A country as huge as China doesn’t have one national cuisine. Instead, styles vary by region with Cantonese (Guangdong) cooking most familiar to us in the UK. Northern cuisine, like Peking duck in Beijing, is filling and hearty. Southern, including Cantonese, is the most exotic, with varied dishes like dim sum and the use of unusual meats like dog, snake, and turtle. Eastern cuisine, including the food of Shanghai, is rich, sweet, and sour, with a lot of seafood. And Western cuisine, including Sichuan, tends to be bold and spicy, with classic dishes like kung po chicken.
Beijing’s most famous dish is glazed with syrup and slow roasted until it turns a glossy red-brown colour. The crispy skin is so good that authentic eateries dish up more skin than meat, sliced in front of you by the cook. Wrap your duck in a thin pancake, smother it with hoisin or sweet plum sauce and add cucumbers or onions.
A religion in Hong Kong, dim sum consists of bite-sized portions, usually steamed, served in bamboo baskets and shared. There are thousands of dim sum delicacies available, including pork buns, spring rolls and shrimp dumplings. Going for dim sum is known as yum cha, translated as ‘to drink tea’, which is traditionally served with the meal (or vice versa).
Like a Chinese version of fondue, Mongolian hotpot is a communal meal centred on a large pot of simmering broth, into which a variety of uncooked meats and vegetables are dipped, cooking them on the spot. Eaten for over a thousand years, it is believed to have all kinds of restorative effects on the body.
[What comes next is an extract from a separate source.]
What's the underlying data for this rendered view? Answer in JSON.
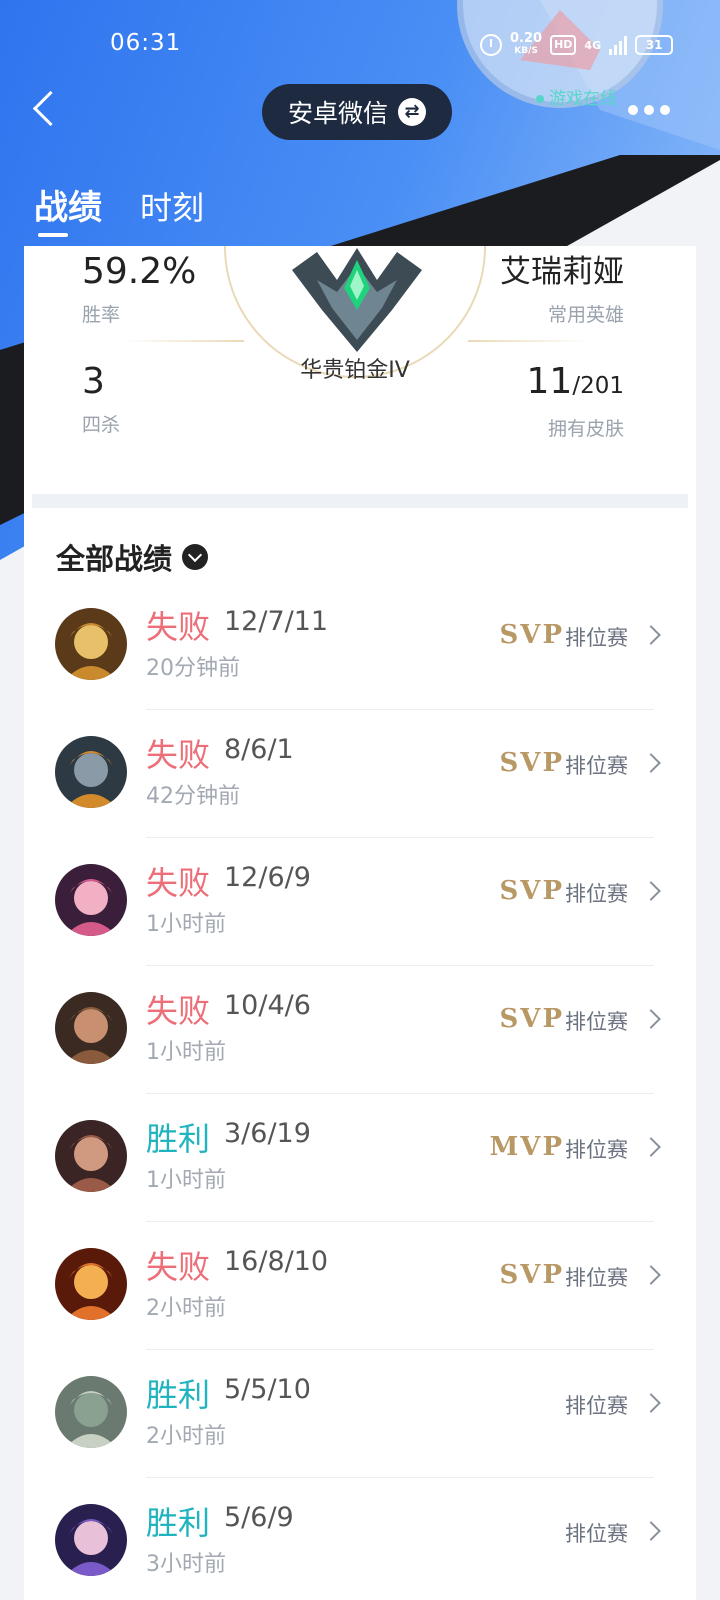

Street food might be a little less common than it used to be, but we still think the route to experiencing the real China is through your stomach. Follow your nose to back alleys and markets, letting your taste buds discover slippery dumplings, pan-fried noodles, stuffed rice balls, grilled kebabs, warm wonton soup, and tea eggs, hard-boiled in green tea and soy sauce. In Beijing, Wangfujing night market has all these delights, not to mention some more unusual and acquired tastes, like skewered scorpions. Be careful to only order street food from vendors whose food is clean, fresh, and cooked right in front of you.
Follow clouds of steam to find these much-loved stuffed buns, crammed with an endless choice of different fillings. The steamed dough might be filled with beef with ginger, mushrooms and diced tofu, carrot and coriander, pork, or chicken. Buy a selection and tuck in before they get cold.
Found throughout China, watch street vendors make this crispy pancake by cooking the batter on a hot skillet, cracking an egg on top, scattering it with spring onion, and rolling it up crepe style for a tasty portable snack.
Known as Shengjianbao in the rest of the country, these more-ish fried buns are a Shanghai classic. Filled with pork and gelatine that forms a salty liquid inside the bun, they really do melt in your mouth. Garnished with spring onion and toasted sesame, they taste best just out of the pan, just be careful not to burn your tongue.
Tourist hotspots like Beijing, Shanghai and Hong Kong can be expensive but, as ever, it depends where you stay, where you eat and what you do. On average, a three-course meal in a mid-range restaurant could set you back 120 Yuan Renminbi, with a domestic beer about eight Yuan Renminbi. In the shops, a 1.5 litre bottle of water might cost around five Yuan Renminbi.